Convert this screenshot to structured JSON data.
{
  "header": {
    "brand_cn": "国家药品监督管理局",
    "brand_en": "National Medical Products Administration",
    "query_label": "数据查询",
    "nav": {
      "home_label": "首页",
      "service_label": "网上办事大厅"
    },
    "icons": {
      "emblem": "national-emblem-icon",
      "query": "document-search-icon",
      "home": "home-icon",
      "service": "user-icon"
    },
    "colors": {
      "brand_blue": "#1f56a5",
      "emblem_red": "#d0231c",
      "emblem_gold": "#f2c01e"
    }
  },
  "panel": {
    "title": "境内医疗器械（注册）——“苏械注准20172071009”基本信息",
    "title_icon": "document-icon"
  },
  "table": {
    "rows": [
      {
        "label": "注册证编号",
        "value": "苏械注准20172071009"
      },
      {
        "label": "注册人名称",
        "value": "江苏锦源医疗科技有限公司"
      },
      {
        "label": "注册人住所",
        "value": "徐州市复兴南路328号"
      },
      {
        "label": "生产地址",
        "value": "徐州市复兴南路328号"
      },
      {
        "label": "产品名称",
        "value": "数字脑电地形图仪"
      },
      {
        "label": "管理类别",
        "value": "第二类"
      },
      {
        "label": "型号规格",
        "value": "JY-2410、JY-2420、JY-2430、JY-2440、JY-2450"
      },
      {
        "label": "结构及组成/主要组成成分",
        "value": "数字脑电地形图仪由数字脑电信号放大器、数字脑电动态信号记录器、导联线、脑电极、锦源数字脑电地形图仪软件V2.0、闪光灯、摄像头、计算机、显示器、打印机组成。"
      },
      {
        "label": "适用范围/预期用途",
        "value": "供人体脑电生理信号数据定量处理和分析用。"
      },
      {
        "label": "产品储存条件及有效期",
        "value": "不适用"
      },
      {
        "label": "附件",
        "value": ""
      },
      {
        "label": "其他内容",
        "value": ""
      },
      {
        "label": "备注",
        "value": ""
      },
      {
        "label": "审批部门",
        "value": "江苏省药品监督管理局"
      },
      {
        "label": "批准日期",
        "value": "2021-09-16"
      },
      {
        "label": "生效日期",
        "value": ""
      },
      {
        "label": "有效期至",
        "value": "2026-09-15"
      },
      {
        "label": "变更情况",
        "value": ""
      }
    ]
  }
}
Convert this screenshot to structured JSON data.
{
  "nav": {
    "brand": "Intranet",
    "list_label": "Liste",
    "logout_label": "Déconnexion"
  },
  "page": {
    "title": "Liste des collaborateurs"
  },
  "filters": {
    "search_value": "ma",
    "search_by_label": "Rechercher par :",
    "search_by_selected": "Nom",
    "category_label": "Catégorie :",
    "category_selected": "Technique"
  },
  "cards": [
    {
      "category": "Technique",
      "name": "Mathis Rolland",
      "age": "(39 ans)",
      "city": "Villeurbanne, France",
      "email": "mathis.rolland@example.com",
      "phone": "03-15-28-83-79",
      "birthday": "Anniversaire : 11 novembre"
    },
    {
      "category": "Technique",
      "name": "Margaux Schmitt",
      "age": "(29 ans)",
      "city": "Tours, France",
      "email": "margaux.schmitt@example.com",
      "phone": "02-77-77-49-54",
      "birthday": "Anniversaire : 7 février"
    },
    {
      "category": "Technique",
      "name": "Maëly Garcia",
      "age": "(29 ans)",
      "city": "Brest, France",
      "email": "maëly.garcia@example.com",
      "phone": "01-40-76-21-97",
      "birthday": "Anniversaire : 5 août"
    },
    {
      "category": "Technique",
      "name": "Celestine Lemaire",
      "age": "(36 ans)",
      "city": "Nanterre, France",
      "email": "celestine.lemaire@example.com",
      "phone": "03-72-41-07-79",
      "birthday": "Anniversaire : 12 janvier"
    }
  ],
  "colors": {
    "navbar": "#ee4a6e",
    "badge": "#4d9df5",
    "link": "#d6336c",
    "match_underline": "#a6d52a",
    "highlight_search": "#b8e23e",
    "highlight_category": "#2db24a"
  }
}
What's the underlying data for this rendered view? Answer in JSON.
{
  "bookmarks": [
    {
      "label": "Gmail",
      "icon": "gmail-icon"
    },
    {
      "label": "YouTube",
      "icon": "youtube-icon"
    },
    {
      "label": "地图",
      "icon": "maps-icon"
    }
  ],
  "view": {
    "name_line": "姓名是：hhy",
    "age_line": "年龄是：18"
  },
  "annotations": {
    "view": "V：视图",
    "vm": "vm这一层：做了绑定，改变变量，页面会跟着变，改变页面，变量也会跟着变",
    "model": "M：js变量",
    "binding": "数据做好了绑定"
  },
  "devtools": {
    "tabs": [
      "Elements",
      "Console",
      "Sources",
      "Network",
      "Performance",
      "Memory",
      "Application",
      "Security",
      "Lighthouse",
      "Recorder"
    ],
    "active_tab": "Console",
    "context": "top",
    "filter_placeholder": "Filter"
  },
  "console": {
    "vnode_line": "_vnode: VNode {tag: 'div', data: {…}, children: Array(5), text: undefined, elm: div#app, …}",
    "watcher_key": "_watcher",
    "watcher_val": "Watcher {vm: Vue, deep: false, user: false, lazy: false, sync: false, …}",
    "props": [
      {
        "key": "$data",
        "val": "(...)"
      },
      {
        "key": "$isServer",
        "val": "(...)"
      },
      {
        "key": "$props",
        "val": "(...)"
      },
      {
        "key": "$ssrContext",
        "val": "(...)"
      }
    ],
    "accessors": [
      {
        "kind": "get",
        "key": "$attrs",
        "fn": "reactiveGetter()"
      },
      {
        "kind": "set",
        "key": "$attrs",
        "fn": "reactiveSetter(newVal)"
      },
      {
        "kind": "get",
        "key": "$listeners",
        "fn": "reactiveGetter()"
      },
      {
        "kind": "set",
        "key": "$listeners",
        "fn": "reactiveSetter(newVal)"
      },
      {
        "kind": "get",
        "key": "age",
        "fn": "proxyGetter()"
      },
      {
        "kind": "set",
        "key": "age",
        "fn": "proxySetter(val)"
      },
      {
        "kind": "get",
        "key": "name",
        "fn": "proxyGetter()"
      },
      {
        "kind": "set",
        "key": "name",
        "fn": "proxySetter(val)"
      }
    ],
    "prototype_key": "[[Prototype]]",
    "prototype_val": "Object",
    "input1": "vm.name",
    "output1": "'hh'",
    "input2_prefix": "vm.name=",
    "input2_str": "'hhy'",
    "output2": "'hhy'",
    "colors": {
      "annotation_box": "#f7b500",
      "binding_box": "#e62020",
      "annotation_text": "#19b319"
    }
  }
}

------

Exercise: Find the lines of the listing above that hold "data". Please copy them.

Answer space:
Convert this screenshot to structured JSON data.
Convert this screenshot to structured JSON data.
What's the underlying data for this rendered view? Answer in JSON.
    "vnode_line": "_vnode: VNode {tag: 'div', data: {…}, children: Array(5), text: undefined, elm: div#app, …}",
        "key": "$data",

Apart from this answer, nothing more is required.